And that was just the beginning. Of course she was right: the Bush tax cuts, two wars, Dick Cheney, torture, Abu Graib, two more conservative Supreme Court appointments, politicization of the Justice Department, economic collapse, and the assault on civil liberties in the name of "fighting terrorism." With Perry, we would only get more of the same . . . and worse.

Sadly, Molly Ivins died from breast cancer, so we'll have to make do with one of her choice observations from a couple of years into the Bush reign.

"People, when I tell you that someone from Texas should not be president of the United States, please pay attention."

Maybe this time, we are listening, Molly. . . .You'd have to be near stone deaf not to pay attention to the utter disaster Rick Perry is on the national stage, let alone giving him the power of the Oval Office.

He makes Bush look pretty good -- as do all the clowns on the GOP stage right now.
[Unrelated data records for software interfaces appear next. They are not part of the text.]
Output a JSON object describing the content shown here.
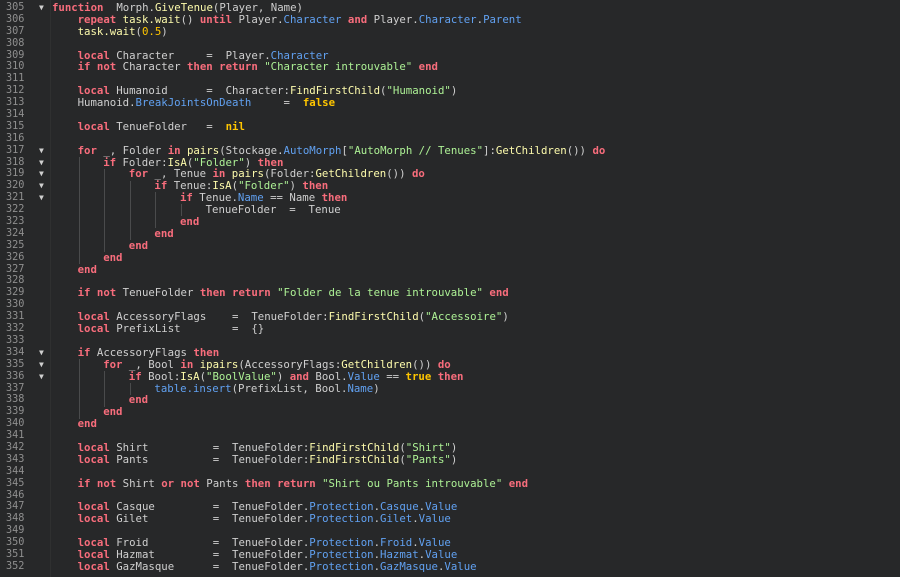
{
  "editor": {
    "lines": [
      {
        "n": "305",
        "fold": true,
        "indent": 0,
        "t": [
          [
            "kw",
            "function"
          ],
          [
            "",
            "  Morph."
          ],
          [
            "fn",
            "GiveTenue"
          ],
          [
            "",
            "(Player, Name)"
          ]
        ]
      },
      {
        "n": "306",
        "fold": false,
        "indent": 1,
        "t": [
          [
            "kw",
            "repeat"
          ],
          [
            "",
            " "
          ],
          [
            "fn",
            "task.wait"
          ],
          [
            "",
            "() "
          ],
          [
            "kw",
            "until"
          ],
          [
            "",
            " Player."
          ],
          [
            "prop",
            "Character"
          ],
          [
            "",
            " "
          ],
          [
            "kw",
            "and"
          ],
          [
            "",
            " Player."
          ],
          [
            "prop",
            "Character"
          ],
          [
            "",
            "."
          ],
          [
            "prop",
            "Parent"
          ]
        ]
      },
      {
        "n": "307",
        "fold": false,
        "indent": 1,
        "t": [
          [
            "fn",
            "task.wait"
          ],
          [
            "",
            "("
          ],
          [
            "num",
            "0.5"
          ],
          [
            "",
            ")"
          ]
        ]
      },
      {
        "n": "308",
        "fold": false,
        "indent": 0,
        "t": []
      },
      {
        "n": "309",
        "fold": false,
        "indent": 1,
        "t": [
          [
            "kw",
            "local"
          ],
          [
            "",
            " Character     =  Player."
          ],
          [
            "prop",
            "Character"
          ]
        ]
      },
      {
        "n": "310",
        "fold": false,
        "indent": 1,
        "t": [
          [
            "kw",
            "if not"
          ],
          [
            "",
            " Character "
          ],
          [
            "kw",
            "then return"
          ],
          [
            "",
            " "
          ],
          [
            "str",
            "\"Character introuvable\""
          ],
          [
            "",
            " "
          ],
          [
            "kw",
            "end"
          ]
        ]
      },
      {
        "n": "311",
        "fold": false,
        "indent": 0,
        "t": []
      },
      {
        "n": "312",
        "fold": false,
        "indent": 1,
        "t": [
          [
            "kw",
            "local"
          ],
          [
            "",
            " Humanoid      =  Character:"
          ],
          [
            "fn",
            "FindFirstChild"
          ],
          [
            "",
            "("
          ],
          [
            "str",
            "\"Humanoid\""
          ],
          [
            "",
            ")"
          ]
        ]
      },
      {
        "n": "313",
        "fold": false,
        "indent": 1,
        "t": [
          [
            "",
            "Humanoid."
          ],
          [
            "prop",
            "BreakJointsOnDeath"
          ],
          [
            "",
            "     =  "
          ],
          [
            "bool",
            "false"
          ]
        ]
      },
      {
        "n": "314",
        "fold": false,
        "indent": 0,
        "t": []
      },
      {
        "n": "315",
        "fold": false,
        "indent": 1,
        "t": [
          [
            "kw",
            "local"
          ],
          [
            "",
            " TenueFolder   =  "
          ],
          [
            "bool",
            "nil"
          ]
        ]
      },
      {
        "n": "316",
        "fold": false,
        "indent": 0,
        "t": []
      },
      {
        "n": "317",
        "fold": true,
        "indent": 1,
        "t": [
          [
            "kw",
            "for"
          ],
          [
            "",
            " _, Folder "
          ],
          [
            "kw",
            "in"
          ],
          [
            "",
            " "
          ],
          [
            "fn",
            "pairs"
          ],
          [
            "",
            "(Stockage."
          ],
          [
            "prop",
            "AutoMorph"
          ],
          [
            "",
            "["
          ],
          [
            "str",
            "\"AutoMorph // Tenues\""
          ],
          [
            "",
            "]:"
          ],
          [
            "fn",
            "GetChildren"
          ],
          [
            "",
            "()) "
          ],
          [
            "kw",
            "do"
          ]
        ]
      },
      {
        "n": "318",
        "fold": true,
        "indent": 2,
        "t": [
          [
            "kw",
            "if"
          ],
          [
            "",
            " Folder:"
          ],
          [
            "fn",
            "IsA"
          ],
          [
            "",
            "("
          ],
          [
            "str",
            "\"Folder\""
          ],
          [
            "",
            ") "
          ],
          [
            "kw",
            "then"
          ]
        ]
      },
      {
        "n": "319",
        "fold": true,
        "indent": 3,
        "t": [
          [
            "kw",
            "for"
          ],
          [
            "",
            " _, Tenue "
          ],
          [
            "kw",
            "in"
          ],
          [
            "",
            " "
          ],
          [
            "fn",
            "pairs"
          ],
          [
            "",
            "(Folder:"
          ],
          [
            "fn",
            "GetChildren"
          ],
          [
            "",
            "()) "
          ],
          [
            "kw",
            "do"
          ]
        ]
      },
      {
        "n": "320",
        "fold": true,
        "indent": 4,
        "t": [
          [
            "kw",
            "if"
          ],
          [
            "",
            " Tenue:"
          ],
          [
            "fn",
            "IsA"
          ],
          [
            "",
            "("
          ],
          [
            "str",
            "\"Folder\""
          ],
          [
            "",
            ") "
          ],
          [
            "kw",
            "then"
          ]
        ]
      },
      {
        "n": "321",
        "fold": true,
        "indent": 5,
        "t": [
          [
            "kw",
            "if"
          ],
          [
            "",
            " Tenue."
          ],
          [
            "prop",
            "Name"
          ],
          [
            "",
            " == Name "
          ],
          [
            "kw",
            "then"
          ]
        ]
      },
      {
        "n": "322",
        "fold": false,
        "indent": 6,
        "t": [
          [
            "",
            "TenueFolder  =  Tenue"
          ]
        ]
      },
      {
        "n": "323",
        "fold": false,
        "indent": 5,
        "t": [
          [
            "kw",
            "end"
          ]
        ]
      },
      {
        "n": "324",
        "fold": false,
        "indent": 4,
        "t": [
          [
            "kw",
            "end"
          ]
        ]
      },
      {
        "n": "325",
        "fold": false,
        "indent": 3,
        "t": [
          [
            "kw",
            "end"
          ]
        ]
      },
      {
        "n": "326",
        "fold": false,
        "indent": 2,
        "t": [
          [
            "kw",
            "end"
          ]
        ]
      },
      {
        "n": "327",
        "fold": false,
        "indent": 1,
        "t": [
          [
            "kw",
            "end"
          ]
        ]
      },
      {
        "n": "328",
        "fold": false,
        "indent": 0,
        "t": []
      },
      {
        "n": "329",
        "fold": false,
        "indent": 1,
        "t": [
          [
            "kw",
            "if not"
          ],
          [
            "",
            " TenueFolder "
          ],
          [
            "kw",
            "then return"
          ],
          [
            "",
            " "
          ],
          [
            "str",
            "\"Folder de la tenue introuvable\""
          ],
          [
            "",
            " "
          ],
          [
            "kw",
            "end"
          ]
        ]
      },
      {
        "n": "330",
        "fold": false,
        "indent": 0,
        "t": []
      },
      {
        "n": "331",
        "fold": false,
        "indent": 1,
        "t": [
          [
            "kw",
            "local"
          ],
          [
            "",
            " AccessoryFlags    =  TenueFolder:"
          ],
          [
            "fn",
            "FindFirstChild"
          ],
          [
            "",
            "("
          ],
          [
            "str",
            "\"Accessoire\""
          ],
          [
            "",
            ")"
          ]
        ]
      },
      {
        "n": "332",
        "fold": false,
        "indent": 1,
        "t": [
          [
            "kw",
            "local"
          ],
          [
            "",
            " PrefixList        =  {}"
          ]
        ]
      },
      {
        "n": "333",
        "fold": false,
        "indent": 0,
        "t": []
      },
      {
        "n": "334",
        "fold": true,
        "indent": 1,
        "t": [
          [
            "kw",
            "if"
          ],
          [
            "",
            " AccessoryFlags "
          ],
          [
            "kw",
            "then"
          ]
        ]
      },
      {
        "n": "335",
        "fold": true,
        "indent": 2,
        "t": [
          [
            "kw",
            "for"
          ],
          [
            "",
            " _, Bool "
          ],
          [
            "kw",
            "in"
          ],
          [
            "",
            " "
          ],
          [
            "fn",
            "ipairs"
          ],
          [
            "",
            "(AccessoryFlags:"
          ],
          [
            "fn",
            "GetChildren"
          ],
          [
            "",
            "()) "
          ],
          [
            "kw",
            "do"
          ]
        ]
      },
      {
        "n": "336",
        "fold": true,
        "indent": 3,
        "t": [
          [
            "kw",
            "if"
          ],
          [
            "",
            " Bool:"
          ],
          [
            "fn",
            "IsA"
          ],
          [
            "",
            "("
          ],
          [
            "str",
            "\"BoolValue\""
          ],
          [
            "",
            ") "
          ],
          [
            "kw",
            "and"
          ],
          [
            "",
            " Bool."
          ],
          [
            "prop",
            "Value"
          ],
          [
            "",
            " == "
          ],
          [
            "bool",
            "true"
          ],
          [
            "",
            " "
          ],
          [
            "kw",
            "then"
          ]
        ]
      },
      {
        "n": "337",
        "fold": false,
        "indent": 4,
        "t": [
          [
            "prop",
            "table.insert"
          ],
          [
            "",
            "(PrefixList, Bool."
          ],
          [
            "prop",
            "Name"
          ],
          [
            "",
            ")"
          ]
        ]
      },
      {
        "n": "338",
        "fold": false,
        "indent": 3,
        "t": [
          [
            "kw",
            "end"
          ]
        ]
      },
      {
        "n": "339",
        "fold": false,
        "indent": 2,
        "t": [
          [
            "kw",
            "end"
          ]
        ]
      },
      {
        "n": "340",
        "fold": false,
        "indent": 1,
        "t": [
          [
            "kw",
            "end"
          ]
        ]
      },
      {
        "n": "341",
        "fold": false,
        "indent": 0,
        "t": []
      },
      {
        "n": "342",
        "fold": false,
        "indent": 1,
        "t": [
          [
            "kw",
            "local"
          ],
          [
            "",
            " Shirt          =  TenueFolder:"
          ],
          [
            "fn",
            "FindFirstChild"
          ],
          [
            "",
            "("
          ],
          [
            "str",
            "\"Shirt\""
          ],
          [
            "",
            ")"
          ]
        ]
      },
      {
        "n": "343",
        "fold": false,
        "indent": 1,
        "t": [
          [
            "kw",
            "local"
          ],
          [
            "",
            " Pants          =  TenueFolder:"
          ],
          [
            "fn",
            "FindFirstChild"
          ],
          [
            "",
            "("
          ],
          [
            "str",
            "\"Pants\""
          ],
          [
            "",
            ")"
          ]
        ]
      },
      {
        "n": "344",
        "fold": false,
        "indent": 0,
        "t": []
      },
      {
        "n": "345",
        "fold": false,
        "indent": 1,
        "t": [
          [
            "kw",
            "if not"
          ],
          [
            "",
            " Shirt "
          ],
          [
            "kw",
            "or not"
          ],
          [
            "",
            " Pants "
          ],
          [
            "kw",
            "then return"
          ],
          [
            "",
            " "
          ],
          [
            "str",
            "\"Shirt ou Pants introuvable\""
          ],
          [
            "",
            " "
          ],
          [
            "kw",
            "end"
          ]
        ]
      },
      {
        "n": "346",
        "fold": false,
        "indent": 0,
        "t": []
      },
      {
        "n": "347",
        "fold": false,
        "indent": 1,
        "t": [
          [
            "kw",
            "local"
          ],
          [
            "",
            " Casque         =  TenueFolder."
          ],
          [
            "prop",
            "Protection"
          ],
          [
            "",
            "."
          ],
          [
            "prop",
            "Casque"
          ],
          [
            "",
            "."
          ],
          [
            "prop",
            "Value"
          ]
        ]
      },
      {
        "n": "348",
        "fold": false,
        "indent": 1,
        "t": [
          [
            "kw",
            "local"
          ],
          [
            "",
            " Gilet          =  TenueFolder."
          ],
          [
            "prop",
            "Protection"
          ],
          [
            "",
            "."
          ],
          [
            "prop",
            "Gilet"
          ],
          [
            "",
            "."
          ],
          [
            "prop",
            "Value"
          ]
        ]
      },
      {
        "n": "349",
        "fold": false,
        "indent": 0,
        "t": []
      },
      {
        "n": "350",
        "fold": false,
        "indent": 1,
        "t": [
          [
            "kw",
            "local"
          ],
          [
            "",
            " Froid          =  TenueFolder."
          ],
          [
            "prop",
            "Protection"
          ],
          [
            "",
            "."
          ],
          [
            "prop",
            "Froid"
          ],
          [
            "",
            "."
          ],
          [
            "prop",
            "Value"
          ]
        ]
      },
      {
        "n": "351",
        "fold": false,
        "indent": 1,
        "t": [
          [
            "kw",
            "local"
          ],
          [
            "",
            " Hazmat         =  TenueFolder."
          ],
          [
            "prop",
            "Protection"
          ],
          [
            "",
            "."
          ],
          [
            "prop",
            "Hazmat"
          ],
          [
            "",
            "."
          ],
          [
            "prop",
            "Value"
          ]
        ]
      },
      {
        "n": "352",
        "fold": false,
        "indent": 1,
        "t": [
          [
            "kw",
            "local"
          ],
          [
            "",
            " GazMasque      =  TenueFolder."
          ],
          [
            "prop",
            "Protection"
          ],
          [
            "",
            "."
          ],
          [
            "prop",
            "GazMasque"
          ],
          [
            "",
            "."
          ],
          [
            "prop",
            "Value"
          ]
        ]
      }
    ]
  }
}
Which is a measure of how low the expectations for a Republican candidate have sunk.



Well, that's that. It feels like 2011 was a pretty bad year.

There were a few good things. Osama bin Laden is gone. The Arab Spring uprisings have brought major changes. The Occupy Wall Street 99% movement. It's only a beginning -- but a very important beginning.

We got rid of Don't Ask, Don't Tell. The Obama administration is no longer defending DOMA and will support positive legislation on marriage equality. Same-sex marriage became legal in New York -- and California awaits the court decision on ruling Prop8 unconstitutional.

And all of our troops are out of Iraq.

Voting starts in 2 days in Iowa. It looks like Romney is going to quickly capture the nomination. Then maybe all the craziness will quiet down as others drop out. Is it too much to hope that we could have a serious debate on the differing views between the two parties of the role of government? Perhaps some sanity and respect for science and reason could return to our public discourse.

Let's hope for better days ahead.